Top of Data records

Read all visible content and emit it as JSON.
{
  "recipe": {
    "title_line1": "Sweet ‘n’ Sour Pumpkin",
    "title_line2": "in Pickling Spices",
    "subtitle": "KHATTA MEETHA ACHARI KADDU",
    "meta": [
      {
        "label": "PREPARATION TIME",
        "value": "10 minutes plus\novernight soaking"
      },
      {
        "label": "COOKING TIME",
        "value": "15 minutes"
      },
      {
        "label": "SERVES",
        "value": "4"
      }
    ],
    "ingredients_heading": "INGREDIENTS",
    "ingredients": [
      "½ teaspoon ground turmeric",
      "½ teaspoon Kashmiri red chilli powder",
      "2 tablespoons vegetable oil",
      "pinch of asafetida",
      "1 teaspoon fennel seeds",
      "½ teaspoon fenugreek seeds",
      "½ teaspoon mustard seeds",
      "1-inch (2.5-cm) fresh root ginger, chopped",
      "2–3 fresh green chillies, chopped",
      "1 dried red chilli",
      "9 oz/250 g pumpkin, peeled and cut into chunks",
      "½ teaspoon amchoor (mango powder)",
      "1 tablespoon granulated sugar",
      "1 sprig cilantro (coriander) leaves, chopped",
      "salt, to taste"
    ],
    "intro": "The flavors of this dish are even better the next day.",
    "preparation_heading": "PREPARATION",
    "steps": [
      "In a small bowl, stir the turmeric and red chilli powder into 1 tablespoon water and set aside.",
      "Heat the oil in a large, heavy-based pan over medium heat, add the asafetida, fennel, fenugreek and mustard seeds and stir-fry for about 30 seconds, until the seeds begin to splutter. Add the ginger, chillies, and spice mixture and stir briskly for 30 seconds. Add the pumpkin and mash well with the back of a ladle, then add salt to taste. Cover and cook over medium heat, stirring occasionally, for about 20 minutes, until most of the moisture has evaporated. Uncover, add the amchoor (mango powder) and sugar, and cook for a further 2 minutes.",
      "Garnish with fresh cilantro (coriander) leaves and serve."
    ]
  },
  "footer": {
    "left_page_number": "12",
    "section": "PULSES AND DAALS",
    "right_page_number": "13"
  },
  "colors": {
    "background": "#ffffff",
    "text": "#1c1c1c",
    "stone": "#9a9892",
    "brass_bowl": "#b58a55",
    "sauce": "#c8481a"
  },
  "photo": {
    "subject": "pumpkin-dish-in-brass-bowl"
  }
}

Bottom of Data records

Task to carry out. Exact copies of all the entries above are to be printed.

Result for this exercise.
Read all visible content and emit it as JSON.
{
  "recipe": {
    "title_line1": "Sweet ‘n’ Sour Pumpkin",
    "title_line2": "in Pickling Spices",
    "subtitle": "KHATTA MEETHA ACHARI KADDU",
    "meta": [
      {
        "label": "PREPARATION TIME",
        "value": "10 minutes plus\novernight soaking"
      },
      {
        "label": "COOKING TIME",
        "value": "15 minutes"
      },
      {
        "label": "SERVES",
        "value": "4"
      }
    ],
    "ingredients_heading": "INGREDIENTS",
    "ingredients": [
      "½ teaspoon ground turmeric",
      "½ teaspoon Kashmiri red chilli powder",
      "2 tablespoons vegetable oil",
      "pinch of asafetida",
      "1 teaspoon fennel seeds",
      "½ teaspoon fenugreek seeds",
      "½ teaspoon mustard seeds",
      "1-inch (2.5-cm) fresh root ginger, chopped",
      "2–3 fresh green chillies, chopped",
      "1 dried red chilli",
      "9 oz/250 g pumpkin, peeled and cut into chunks",
      "½ teaspoon amchoor (mango powder)",
      "1 tablespoon granulated sugar",
      "1 sprig cilantro (coriander) leaves, chopped",
      "salt, to taste"
    ],
    "intro": "The flavors of this dish are even better the next day.",
    "preparation_heading": "PREPARATION",
    "steps": [
      "In a small bowl, stir the turmeric and red chilli powder into 1 tablespoon water and set aside.",
      "Heat the oil in a large, heavy-based pan over medium heat, add the asafetida, fennel, fenugreek and mustard seeds and stir-fry for about 30 seconds, until the seeds begin to splutter. Add the ginger, chillies, and spice mixture and stir briskly for 30 seconds. Add the pumpkin and mash well with the back of a ladle, then add salt to taste. Cover and cook over medium heat, stirring occasionally, for about 20 minutes, until most of the moisture has evaporated. Uncover, add the amchoor (mango powder) and sugar, and cook for a further 2 minutes.",
      "Garnish with fresh cilantro (coriander) leaves and serve."
    ]
  },
  "footer": {
    "left_page_number": "12",
    "section": "PULSES AND DAALS",
    "right_page_number": "13"
  },
  "colors": {
    "background": "#ffffff",
    "text": "#1c1c1c",
    "stone": "#9a9892",
    "brass_bowl": "#b58a55",
    "sauce": "#c8481a"
  },
  "photo": {
    "subject": "pumpkin-dish-in-brass-bowl"
  }
}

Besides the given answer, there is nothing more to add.